Richard Shipperbottom, founder of industry specialists Applied Acumen draws upon vast experience of improving productivity in the food and drink sector over the last twenty years to give us 3 tips for improving productivity. How many will you implement?
1. Challenge your standards – independently!
Quite obvious, and every good factory manager does this, but very, very few welcome any kind of independent review. Sure, the finance department might take a look, but let’s not kid ourselves; in most factories it is a challenge to get the numbers to stack up at all! New products, new machinery, marginal costings based upon imaginary runaway successes…and poor data capture, such as the always challenging question: ”how many did you actually make?” all contribute to what is often described as ‘the black box”. This is even before one considers the adherence (or most usually not) to whatever standards are in play, giving rise to self-fulfilling planning assumptions and the fog of under achievement.

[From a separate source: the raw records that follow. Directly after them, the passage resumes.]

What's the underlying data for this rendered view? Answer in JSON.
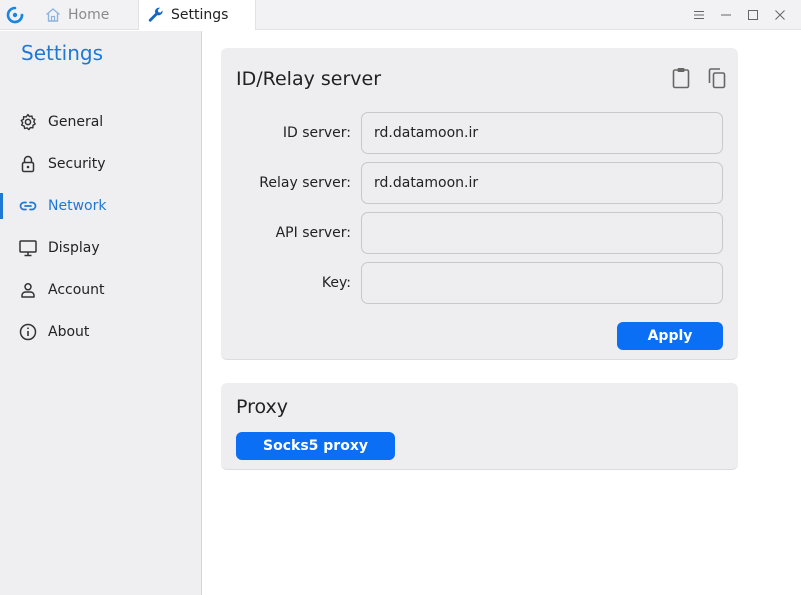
{
  "titlebar": {
    "tabs": [
      {
        "label": "Home",
        "icon": "home-icon"
      },
      {
        "label": "Settings",
        "icon": "wrench-icon"
      }
    ],
    "controls": [
      "menu-icon",
      "minimize-icon",
      "maximize-icon",
      "close-icon"
    ]
  },
  "sidebar": {
    "title": "Settings",
    "items": [
      {
        "label": "General",
        "icon": "gear-icon",
        "active": false
      },
      {
        "label": "Security",
        "icon": "lock-icon",
        "active": false
      },
      {
        "label": "Network",
        "icon": "link-icon",
        "active": true
      },
      {
        "label": "Display",
        "icon": "monitor-icon",
        "active": false
      },
      {
        "label": "Account",
        "icon": "user-icon",
        "active": false
      },
      {
        "label": "About",
        "icon": "info-icon",
        "active": false
      }
    ]
  },
  "relay": {
    "title": "ID/Relay server",
    "fields": [
      {
        "label": "ID server:",
        "value": "rd.datamoon.ir"
      },
      {
        "label": "Relay server:",
        "value": "rd.datamoon.ir"
      },
      {
        "label": "API server:",
        "value": ""
      },
      {
        "label": "Key:",
        "value": ""
      }
    ],
    "apply_label": "Apply"
  },
  "proxy": {
    "title": "Proxy",
    "socks_label": "Socks5 proxy"
  },
  "colors": {
    "accent": "#1d78d6",
    "button": "#0a6ff5"
  }
}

So far, so ‘ho-hum’, but here’s the bit most companies haven’t understood: unpicking this takes uncommon skill, and also involves the value stream beyond just operations. This is why you will hear operational leadership bemoaning their commercial counterparts for poor forecasting, why you will see retreat into capital proposals as the only way to uplift productivity, why you will hear clamour for simplification and reduction in SKUs, and why in most cases you cannot see either the margin each of your products make in practice, or indeed what they could make, and how.
2. Don’t ignore your support functions

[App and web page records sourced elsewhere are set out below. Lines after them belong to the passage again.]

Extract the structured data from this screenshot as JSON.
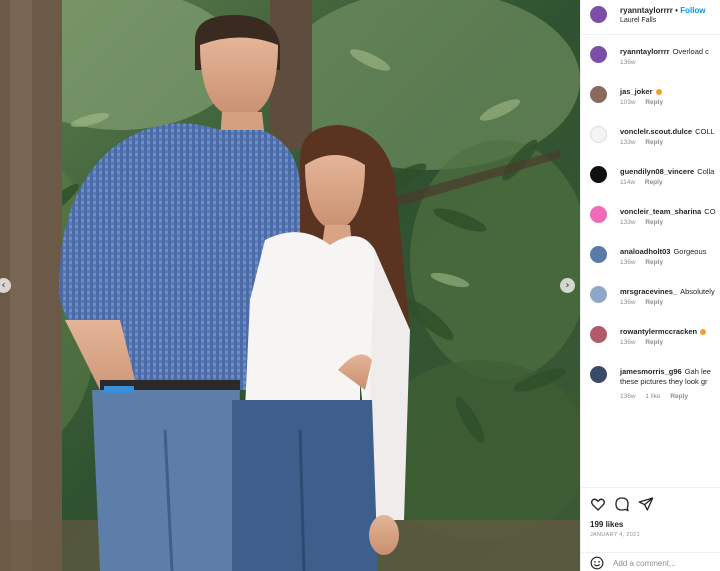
{
  "post": {
    "username": "ryanntaylorrrr",
    "dot": "•",
    "follow_label": "Follow",
    "location": "Laurel Falls"
  },
  "comments": [
    {
      "user": "ryanntaylorrrr",
      "text": "Overload c",
      "time": "136w",
      "likes": "",
      "reply": "",
      "avatar_color": "#7b4ea8"
    },
    {
      "user": "jas_joker",
      "text": "",
      "time": "103w",
      "likes": "",
      "reply": "Reply",
      "avatar_color": "#8a6a5a",
      "badge": true
    },
    {
      "user": "vonclelr.scout.dulce",
      "text": "COLL",
      "time": "133w",
      "likes": "",
      "reply": "Reply",
      "avatar_color": "#f4f4f4"
    },
    {
      "user": "guendilyn08_vincere",
      "text": "Colla",
      "time": "114w",
      "likes": "",
      "reply": "Reply",
      "avatar_color": "#111111"
    },
    {
      "user": "voncleir_team_sharina",
      "text": "CO",
      "time": "133w",
      "likes": "",
      "reply": "Reply",
      "avatar_color": "#f06ab8"
    },
    {
      "user": "analoadholt03",
      "text": "Gorgeous",
      "time": "136w",
      "likes": "",
      "reply": "Reply",
      "avatar_color": "#5a7aa8"
    },
    {
      "user": "mrsgracevines_",
      "text": "Absolutely",
      "time": "136w",
      "likes": "",
      "reply": "Reply",
      "avatar_color": "#8fa8c8"
    },
    {
      "user": "rowantylermccracken",
      "text": "",
      "time": "136w",
      "likes": "",
      "reply": "Reply",
      "avatar_color": "#b05a6a",
      "badge": true
    },
    {
      "user": "jamesmorris_g96",
      "text": "Gah lee",
      "text2": "these pictures they look gr",
      "time": "136w",
      "likes": "1 like",
      "reply": "Reply",
      "avatar_color": "#3a4a6a"
    }
  ],
  "actions": {
    "likes": "199 likes",
    "date": "JANUARY 4, 2021",
    "comment_placeholder": "Add a comment..."
  },
  "icons": {
    "heart": "heart-icon",
    "comment": "comment-icon",
    "share": "share-icon",
    "emoji": "emoji-icon",
    "prev": "chevron-left-icon",
    "next": "chevron-right-icon"
  }
}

In every factory there are those that operate the machinery, or handle product on the lines or tables, and then there is everyone else. In many cases, ‘everyone else’ adds up to a very significant number. Moreover, because these people do not generally undertake activity to the beat of a depositor, and the quality and volume of their output is less immediate, and frankly not as easy to assess to a non-specialist, how such resources are managed – productively or not – often becomes less of a focus of attention.

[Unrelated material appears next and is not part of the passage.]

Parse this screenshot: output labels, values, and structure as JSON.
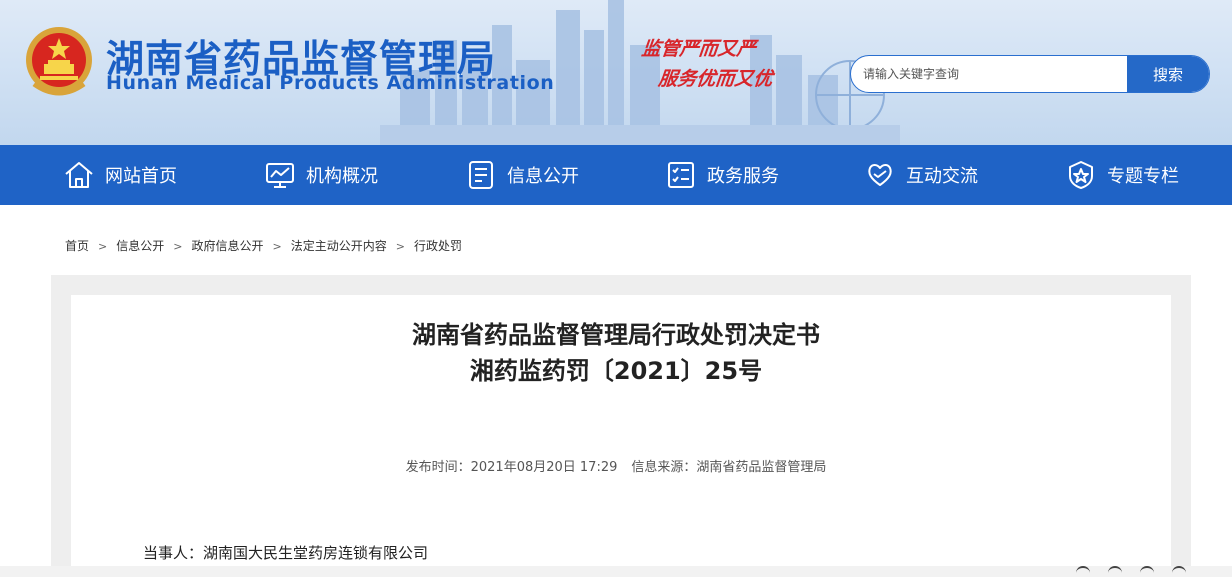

The technical, or quality resource, the hygiene team, the engineering support team, the warehouse team, the stackers, the pickers, the mixers, the movers, the handlers, the planners, all those people without whom the lines would quickly grind to a halt, all make a significant dent in the overall productivity of the business, no matter which cost centre they have been allocated to.
There is no reason to treat these areas with any less science than we do the manufacturing processes themselves.
3. Adopt productive behaviours
Behaviour – what people say and do – has by far the biggest influence on productivity performance, yet never do we see a plan for the development of behaviours in the way that we might see plans for the installation of a new piece of equipment, the introduction of a new product, or some other important, profit-critical activity.
No doubt there will be those tempted here to insert their own initiative here, heralding a great drive to change the culture of their operation, with ‘lean’ being the current ‘en vogue’. However, this is where once more we find a near universal misconception of what good looks like. Take, but for one example, the requirement to establish a baseline in behaviours, and the environmental and contextual basis for those behaviours; time and again we have had to dismantle a so-called ‘lean’ operating framework and rebuild it properly, based upon the right operating behaviours. To do this one cannot rely on merely implementing a bodged version of an inappropriately applied Production System and then bully or bore everyone into compliance, although this still appears extremely popular at the moment.
As a hint, start by taking a moment to define what behaviours you think are productive, then see if these are mirrored in your next meeting, and work from there. If you want help to speed up the process, give us a call or visit our operational excellence page for more information on our services.